Step 4. The seat , fuel tank  and exhaust silencer  are removed followed by the front wheel and the steering mechanism .
Step 5. Removing some components like the radiator can be messy, requiring draining before removal.
Step 6. Remove the air intake, filter and shroud protecting the rear suspension elements.
Step 7. The majority of the easily accessible components have now been removed.
Step 8. The seat mounts and other unnecessary frame sections are cut away.
Step 9. Sharp burrs and other sharp edges are ground flat.
Step 10. The frame now has the minimum number of members to maintain structural integrity.
Step 11. The carburettor is removed.
Step 12. The cylinder head has been removed and the piston head is being detached from the connecting rod.
Step 13. The engine without the combustion chamber, fuel distribution and ignition components.

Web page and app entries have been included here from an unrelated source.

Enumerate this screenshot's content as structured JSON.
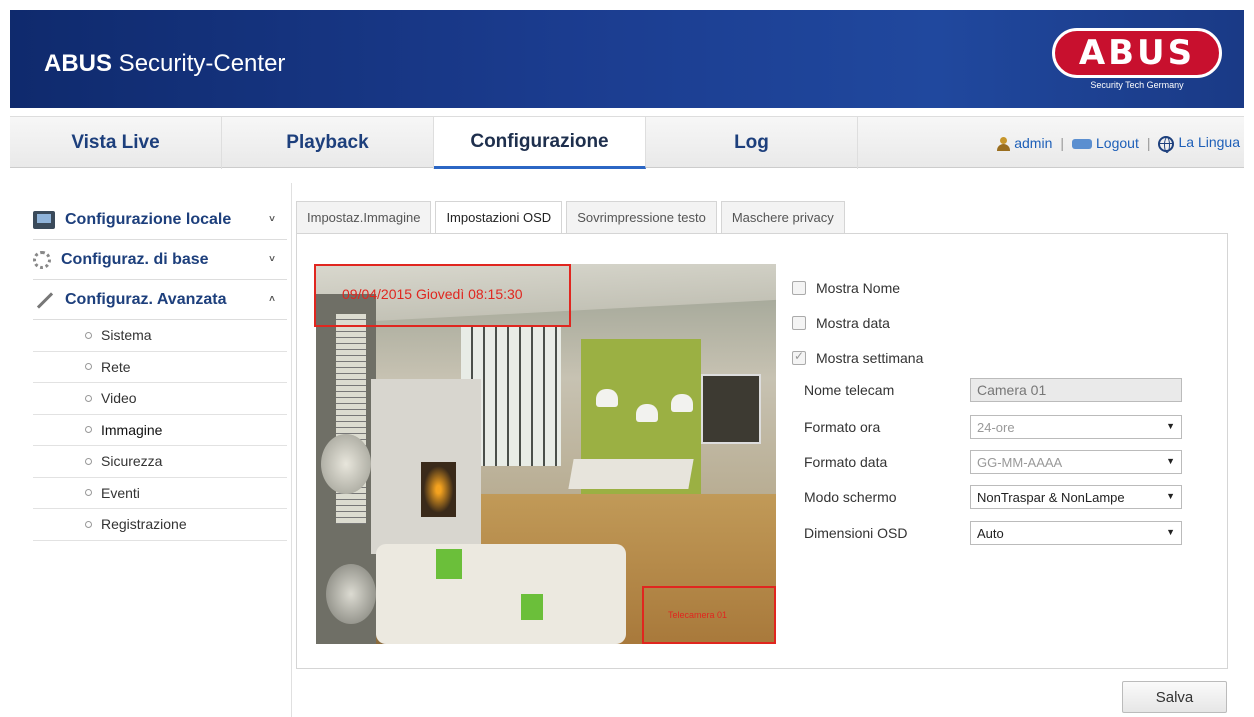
{
  "header": {
    "brand_bold": "ABUS",
    "brand_rest": " Security-Center",
    "logo_text": "ABUS",
    "logo_tagline": "Security Tech Germany"
  },
  "nav": {
    "tabs": [
      "Vista Live",
      "Playback",
      "Configurazione",
      "Log"
    ],
    "active_tab": "Configurazione",
    "user": "admin",
    "logout": "Logout",
    "language": "La Lingua",
    "separator": "|"
  },
  "sidebar": {
    "sections": [
      {
        "label": "Configurazione locale",
        "icon": "monitor-icon",
        "state": "collapsed"
      },
      {
        "label": "Configuraz. di base",
        "icon": "gear-icon",
        "state": "collapsed"
      },
      {
        "label": "Configuraz. Avanzata",
        "icon": "wrench-icon",
        "state": "expanded"
      }
    ],
    "items": [
      "Sistema",
      "Rete",
      "Video",
      "Immagine",
      "Sicurezza",
      "Eventi",
      "Registrazione"
    ],
    "active_item": "Immagine",
    "chevron_down": "˅",
    "chevron_up": "˄"
  },
  "tabs": [
    "Impostaz.Immagine",
    "Impostazioni OSD",
    "Sovrimpressione testo",
    "Maschere privacy"
  ],
  "active_tab": "Impostazioni OSD",
  "preview": {
    "osd_datetime": "09/04/2015 Giovedì 08:15:30",
    "osd_camera_label": "Telecamera 01"
  },
  "osd_settings": {
    "checkboxes": [
      {
        "label": "Mostra Nome",
        "checked": false
      },
      {
        "label": "Mostra data",
        "checked": false
      },
      {
        "label": "Mostra settimana",
        "checked": true
      }
    ],
    "fields": {
      "camera_name_label": "Nome telecam",
      "camera_name_value": "Camera 01",
      "time_format_label": "Formato ora",
      "time_format_value": "24-ore",
      "date_format_label": "Formato data",
      "date_format_value": "GG-MM-AAAA",
      "display_mode_label": "Modo schermo",
      "display_mode_value": "NonTraspar & NonLampe",
      "osd_size_label": "Dimensioni OSD",
      "osd_size_value": "Auto"
    }
  },
  "save_label": "Salva",
  "colors": {
    "header_bg": "#1b3c8f",
    "nav_text": "#1d3f7c",
    "osd_red": "#e0261f",
    "logo_red": "#c8102e",
    "active_underline": "#2b66c4"
  }
}
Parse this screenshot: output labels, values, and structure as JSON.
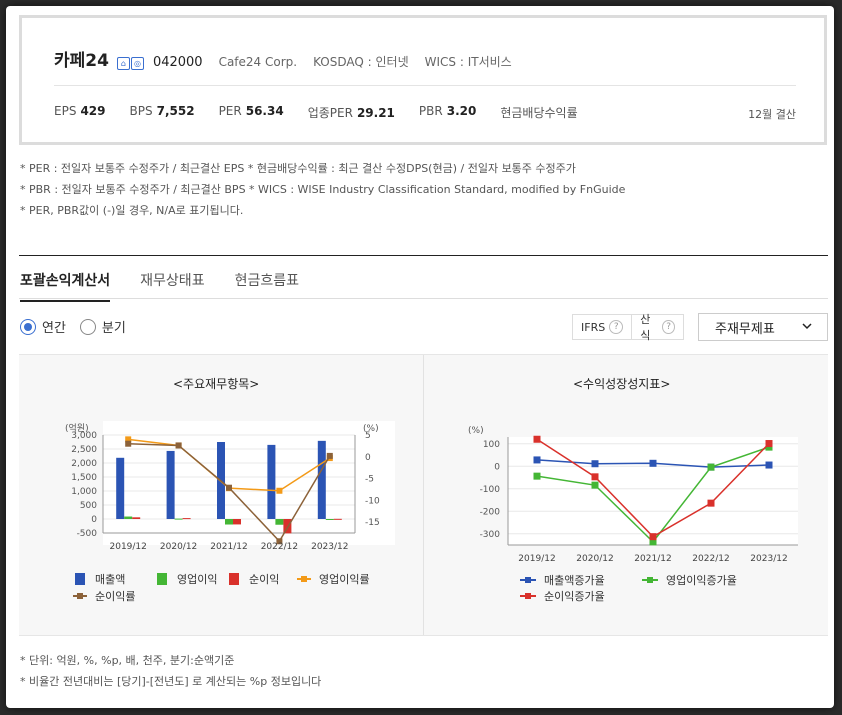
{
  "company": {
    "name": "카페24",
    "code": "042000",
    "english_name": "Cafe24 Corp.",
    "market": "KOSDAQ : 인터넷",
    "wics": "WICS : IT서비스"
  },
  "metrics": [
    {
      "label": "EPS",
      "value": "429"
    },
    {
      "label": "BPS",
      "value": "7,552"
    },
    {
      "label": "PER",
      "value": "56.34"
    },
    {
      "label": "업종PER",
      "value": "29.21"
    },
    {
      "label": "PBR",
      "value": "3.20"
    },
    {
      "label": "현금배당수익률",
      "value": ""
    }
  ],
  "settlement": "12월 결산",
  "notes": [
    "* PER : 전일자 보통주 수정주가 / 최근결산 EPS * 현금배당수익률 : 최근 결산 수정DPS(현금) / 전일자 보통주 수정주가",
    "* PBR : 전일자 보통주 수정주가 / 최근결산 BPS * WICS : WISE Industry Classification Standard, modified by FnGuide",
    "* PER, PBR값이 (-)일 경우, N/A로 표기됩니다."
  ],
  "tabs": [
    "포괄손익계산서",
    "재무상태표",
    "현금흐름표"
  ],
  "period_options": [
    "연간",
    "분기"
  ],
  "option_labels": {
    "ifrs": "IFRS",
    "calc": "산식",
    "help": "?"
  },
  "select_value": "주재무제표",
  "chart_titles": [
    "<주요재무항목>",
    "<수익성장성지표>"
  ],
  "bottom_notes": [
    "* 단위: 억원, %, %p, 배, 천주, 분기:순액기준",
    "* 비율간 전년대비는 [당기]-[전년도] 로 계산되는 %p 정보입니다"
  ],
  "chart_data": [
    {
      "type": "bar",
      "categories": [
        "2019/12",
        "2020/12",
        "2021/12",
        "2022/12",
        "2023/12"
      ],
      "left_unit": "(억원)",
      "right_unit": "(%)",
      "left_ylim": [
        -500,
        3000
      ],
      "left_ticks": [
        "3,000",
        "2,500",
        "2,000",
        "1,500",
        "1,000",
        "500",
        "0",
        "-500"
      ],
      "right_ylim": [
        -17.5,
        5
      ],
      "right_ticks": [
        "5",
        "0",
        "-5",
        "-10",
        "-15"
      ],
      "bar_series": [
        {
          "name": "매출액",
          "color": "#2b54b4",
          "values": [
            2186,
            2431,
            2750,
            2647,
            2791
          ]
        },
        {
          "name": "영업이익",
          "color": "#44b635",
          "values": [
            88,
            14,
            -197,
            -205,
            -7
          ]
        },
        {
          "name": "순이익",
          "color": "#d9312b",
          "values": [
            60,
            32,
            -194,
            -513,
            6
          ]
        }
      ],
      "line_series": [
        {
          "name": "영업이익률",
          "color": "#f39a18",
          "values": [
            4.0,
            2.6,
            -7.2,
            -7.8,
            -0.3
          ]
        },
        {
          "name": "순이익률",
          "color": "#8c6239",
          "values": [
            3.0,
            2.6,
            -7.1,
            -19.4,
            0.2
          ]
        }
      ]
    },
    {
      "type": "line",
      "categories": [
        "2019/12",
        "2020/12",
        "2021/12",
        "2022/12",
        "2023/12"
      ],
      "unit": "(%)",
      "ylim": [
        -350,
        130
      ],
      "ticks": [
        "100",
        "0",
        "-100",
        "-200",
        "-300"
      ],
      "series": [
        {
          "name": "매출액증가율",
          "color": "#2b54b4",
          "values": [
            28.1,
            11.2,
            13.1,
            -3.7,
            5.4
          ]
        },
        {
          "name": "영업이익증가율",
          "color": "#44b635",
          "values": [
            -44,
            -84,
            -336,
            -4,
            85
          ]
        },
        {
          "name": "순이익증가율",
          "color": "#d9312b",
          "values": [
            120,
            -47,
            -313,
            -164,
            101
          ]
        }
      ]
    }
  ]
}
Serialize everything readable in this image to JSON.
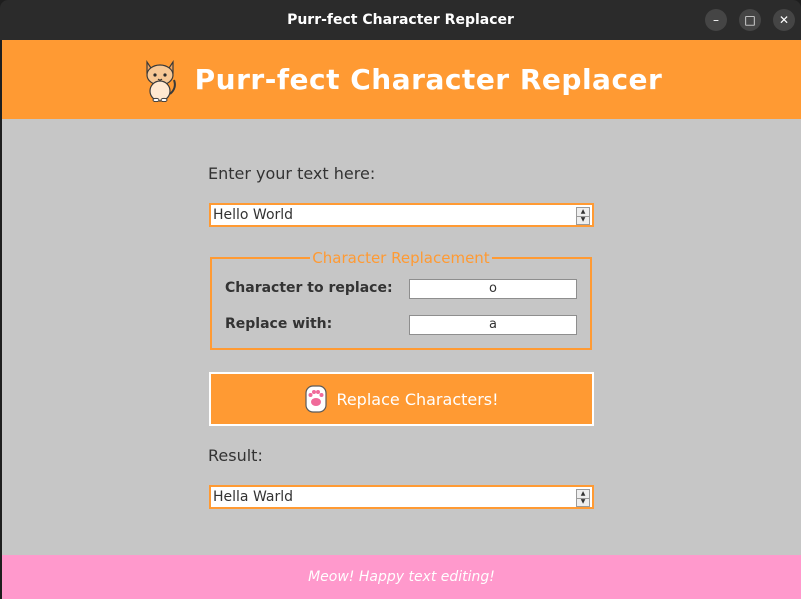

Step 14. The right side of the engine houses the clutch , the water pump  and the oil pump .
Step 15. Removing the left hand engine cover to access the generator and the final drive sprocket.
Step 16. Removing the cover reveals the generator  and final drive sprocket .
Step 17. The generator housing was cut to assist removal.
Step 18. The generator is pulled off its tapered shaft.
Step 19. The tapered mount is taken from the section cut from the generator body. This will become the interface point between the bikes mechanical and the electrical conversion systems.
Step 20. The rivets holding the remains of the generator housing and the tapered mount are drilled through.
Step 21. A larger bit is used to drill out the rivet heads.
Step 22. Any rivet heads that cannot be drilled out are ground away.
Step 23. The two elements, the tapered mount  and the generator housing  have now become separated.
Step 24. The tapered mount  needs to be attached to the gear  driving the final electrical generator.
Step 25. The tapered mount is secured in the lathe chuck  in preparation for removal of the locating stub .
Step 26. The tapered mount has been faced on one side, so it is flat and perpendicular to the axis in which the tapered shaft will fit.
Step 27. The hole positions on the tapered mount will be transferred onto the gear and drilled through to fasten the two elements together.
Step 28. The rear wheel is removed to allow the hub to be separated easily.
Step 29. The spokes are cut and removed from the hub.
Step 30. The stripped hub is remounted onto the rear forks and the chain tensioned by adjusting the hub position and locking it in place with the tensioning screw .
Step 31. The exposed engine is covered to prevent the introduction of debris which could hinder the smooth motion of the mechanism.
Step 32. The electricity generating motor  requires an interface plate for mounted onto a housing. This can be machined from a material with good mechanical stability like nylon 66 .
Step 33. A piece is accurately machined and parted off from the round bar of nylon.
Step 34. The pitch circle diameter (PCD) of the studs on the motor is measured with digital calipers.
Step 35. The PCD of the motor is transferred onto the machined nylon interface plate and drilled.
Step 36. The interface plate is bolted onto the motor.
Step 37. The nylon interface plate is trimmed.
Step 38. The sander is prepared by setting it to 90 degrees.
Step 39. The interface piece is sanded accurately.
Step 40. However, a more efficient motor has been acquired and a new mount is designed.
Step 41. Nylon spacers are machined to fit around the studs which formerly held down the cylinder head.
Step 42. The spacers allow the motor to be fitted at a suitable height.
Step 43. The motor housing is adjusted to enable the gears to mesh together.
Step 44. When the appropriate height has been established, the housing is bolted on with wing nuts.
Step 45. The stripped-down, re-purposed motorbike chassis, ready for testing. A descending weight will turn the engine, driving the gearbox from which an added gear will turn the motor which will generate electricity.